Work instruction: Identify every line in the records below that contains the word "icon", and copy each of those lines.

---- Task material

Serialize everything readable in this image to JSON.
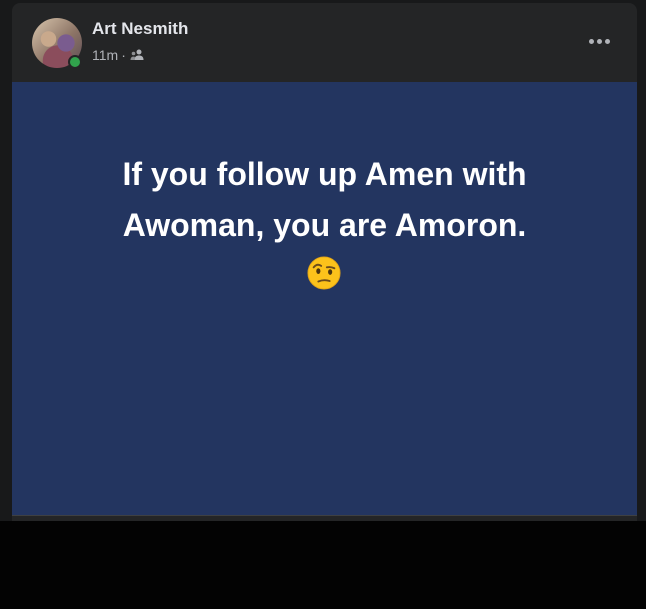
{
  "post": {
    "author": "Art Nesmith",
    "time": "11m",
    "separator": "·",
    "audience_icon": "friends-icon",
    "more_icon": "more-options-icon",
    "text_line1": "If you follow up Amen with",
    "text_line2": "Awoman, you are Amoron.",
    "emoji": "face-with-raised-eyebrow",
    "background_color": "#233560",
    "online_status_color": "#31a24c"
  }
}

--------

Task response:
    "audience_icon": "friends-icon",
    "more_icon": "more-options-icon",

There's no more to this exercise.